▸ WHAT THIS TASK INVOLVES:
Among the records below, which lines contain the string "message"? Report them.

▸ Page and application data records:

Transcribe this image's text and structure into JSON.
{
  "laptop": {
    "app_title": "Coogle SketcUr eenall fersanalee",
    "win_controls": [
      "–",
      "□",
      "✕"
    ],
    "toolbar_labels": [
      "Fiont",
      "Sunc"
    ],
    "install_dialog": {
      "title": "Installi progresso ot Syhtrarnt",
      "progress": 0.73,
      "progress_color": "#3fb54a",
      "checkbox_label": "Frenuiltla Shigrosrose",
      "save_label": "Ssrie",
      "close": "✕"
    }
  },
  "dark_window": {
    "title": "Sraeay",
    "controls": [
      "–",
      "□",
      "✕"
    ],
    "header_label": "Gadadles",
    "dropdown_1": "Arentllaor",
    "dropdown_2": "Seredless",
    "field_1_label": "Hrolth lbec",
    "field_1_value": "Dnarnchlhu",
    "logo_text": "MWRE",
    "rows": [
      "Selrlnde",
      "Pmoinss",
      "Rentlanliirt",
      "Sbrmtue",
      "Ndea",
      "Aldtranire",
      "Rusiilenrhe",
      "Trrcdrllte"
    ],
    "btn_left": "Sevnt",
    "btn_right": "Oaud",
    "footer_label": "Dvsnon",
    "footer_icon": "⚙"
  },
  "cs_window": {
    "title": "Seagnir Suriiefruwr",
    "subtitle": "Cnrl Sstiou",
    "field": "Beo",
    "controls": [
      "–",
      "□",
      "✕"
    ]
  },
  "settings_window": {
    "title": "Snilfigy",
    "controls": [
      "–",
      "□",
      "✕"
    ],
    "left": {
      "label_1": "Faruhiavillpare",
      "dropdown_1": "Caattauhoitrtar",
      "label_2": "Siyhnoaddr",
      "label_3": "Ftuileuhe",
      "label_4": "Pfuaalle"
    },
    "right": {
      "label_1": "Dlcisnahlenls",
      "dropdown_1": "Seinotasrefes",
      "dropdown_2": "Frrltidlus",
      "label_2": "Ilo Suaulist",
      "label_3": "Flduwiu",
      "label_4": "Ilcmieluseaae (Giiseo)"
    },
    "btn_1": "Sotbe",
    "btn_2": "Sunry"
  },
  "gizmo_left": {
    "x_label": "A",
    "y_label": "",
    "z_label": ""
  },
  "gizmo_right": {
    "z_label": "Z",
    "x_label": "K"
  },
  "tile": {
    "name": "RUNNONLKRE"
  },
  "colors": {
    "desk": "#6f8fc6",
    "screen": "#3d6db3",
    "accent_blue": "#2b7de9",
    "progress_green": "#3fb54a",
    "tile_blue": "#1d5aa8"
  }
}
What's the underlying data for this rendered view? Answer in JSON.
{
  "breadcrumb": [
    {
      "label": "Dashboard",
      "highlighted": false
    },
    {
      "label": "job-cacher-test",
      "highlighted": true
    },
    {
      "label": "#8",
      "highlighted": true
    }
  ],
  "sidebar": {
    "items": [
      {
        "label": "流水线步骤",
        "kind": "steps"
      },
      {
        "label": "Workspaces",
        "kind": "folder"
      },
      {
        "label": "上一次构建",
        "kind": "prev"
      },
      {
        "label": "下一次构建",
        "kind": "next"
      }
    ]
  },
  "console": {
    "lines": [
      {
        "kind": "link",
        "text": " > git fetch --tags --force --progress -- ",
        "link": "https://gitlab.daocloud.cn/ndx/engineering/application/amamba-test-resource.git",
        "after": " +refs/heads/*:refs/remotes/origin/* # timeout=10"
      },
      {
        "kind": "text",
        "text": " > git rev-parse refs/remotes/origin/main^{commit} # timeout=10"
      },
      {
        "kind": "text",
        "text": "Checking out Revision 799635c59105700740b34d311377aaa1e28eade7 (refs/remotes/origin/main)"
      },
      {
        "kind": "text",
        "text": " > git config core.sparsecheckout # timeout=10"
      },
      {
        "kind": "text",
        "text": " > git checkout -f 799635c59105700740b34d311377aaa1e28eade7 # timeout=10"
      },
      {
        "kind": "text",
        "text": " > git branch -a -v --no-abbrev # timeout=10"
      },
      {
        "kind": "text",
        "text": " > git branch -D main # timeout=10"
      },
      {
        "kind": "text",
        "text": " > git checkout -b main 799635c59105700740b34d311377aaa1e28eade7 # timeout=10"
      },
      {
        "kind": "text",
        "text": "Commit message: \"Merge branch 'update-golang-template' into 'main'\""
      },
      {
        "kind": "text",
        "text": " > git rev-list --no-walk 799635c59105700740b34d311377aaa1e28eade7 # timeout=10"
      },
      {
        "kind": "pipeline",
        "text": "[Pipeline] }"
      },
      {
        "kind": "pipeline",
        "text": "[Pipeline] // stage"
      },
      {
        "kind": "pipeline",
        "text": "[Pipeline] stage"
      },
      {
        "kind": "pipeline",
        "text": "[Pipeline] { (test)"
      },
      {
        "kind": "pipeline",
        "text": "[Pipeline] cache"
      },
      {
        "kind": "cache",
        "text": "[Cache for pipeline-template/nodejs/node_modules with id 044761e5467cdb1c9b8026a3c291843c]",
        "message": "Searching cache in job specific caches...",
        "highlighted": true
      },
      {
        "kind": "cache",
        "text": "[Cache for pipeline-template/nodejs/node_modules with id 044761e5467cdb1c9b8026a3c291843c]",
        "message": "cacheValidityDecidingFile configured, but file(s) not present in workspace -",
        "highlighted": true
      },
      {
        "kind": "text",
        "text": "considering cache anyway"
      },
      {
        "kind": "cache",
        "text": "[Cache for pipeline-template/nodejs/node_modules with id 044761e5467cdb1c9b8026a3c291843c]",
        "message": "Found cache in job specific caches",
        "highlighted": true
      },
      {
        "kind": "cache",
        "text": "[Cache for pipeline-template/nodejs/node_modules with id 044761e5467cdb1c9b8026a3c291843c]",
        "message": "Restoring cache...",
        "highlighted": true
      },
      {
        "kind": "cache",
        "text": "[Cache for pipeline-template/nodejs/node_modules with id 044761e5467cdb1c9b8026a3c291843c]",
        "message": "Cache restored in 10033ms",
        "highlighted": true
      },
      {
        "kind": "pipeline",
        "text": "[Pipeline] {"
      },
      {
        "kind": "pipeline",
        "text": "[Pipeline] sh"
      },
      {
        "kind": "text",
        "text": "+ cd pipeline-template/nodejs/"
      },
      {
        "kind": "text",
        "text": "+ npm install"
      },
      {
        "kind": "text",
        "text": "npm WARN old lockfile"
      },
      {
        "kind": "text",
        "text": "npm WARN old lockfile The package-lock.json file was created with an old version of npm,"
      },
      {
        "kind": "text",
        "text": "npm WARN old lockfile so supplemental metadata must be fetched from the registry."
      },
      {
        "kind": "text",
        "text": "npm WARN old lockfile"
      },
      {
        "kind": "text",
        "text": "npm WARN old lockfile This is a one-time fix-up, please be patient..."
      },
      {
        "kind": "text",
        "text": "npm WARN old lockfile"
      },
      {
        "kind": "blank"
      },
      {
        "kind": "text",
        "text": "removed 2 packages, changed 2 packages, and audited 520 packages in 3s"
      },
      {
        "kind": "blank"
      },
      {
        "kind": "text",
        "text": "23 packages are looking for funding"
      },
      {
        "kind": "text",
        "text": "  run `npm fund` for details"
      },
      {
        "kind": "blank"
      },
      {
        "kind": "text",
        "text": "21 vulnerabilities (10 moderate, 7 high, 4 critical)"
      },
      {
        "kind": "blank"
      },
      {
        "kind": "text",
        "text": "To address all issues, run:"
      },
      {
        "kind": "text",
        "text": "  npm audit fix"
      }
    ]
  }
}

▸ RESPONSE BOX:
        "text": "Commit message: \"Merge branch 'update-golang-template' into 'main'\""
        "message": "Searching cache in job specific caches...",
        "message": "cacheValidityDecidingFile configured, but file(s) not present in workspace -",
        "message": "Found cache in job specific caches",
        "message": "Restoring cache...",
        "message": "Cache restored in 10033ms",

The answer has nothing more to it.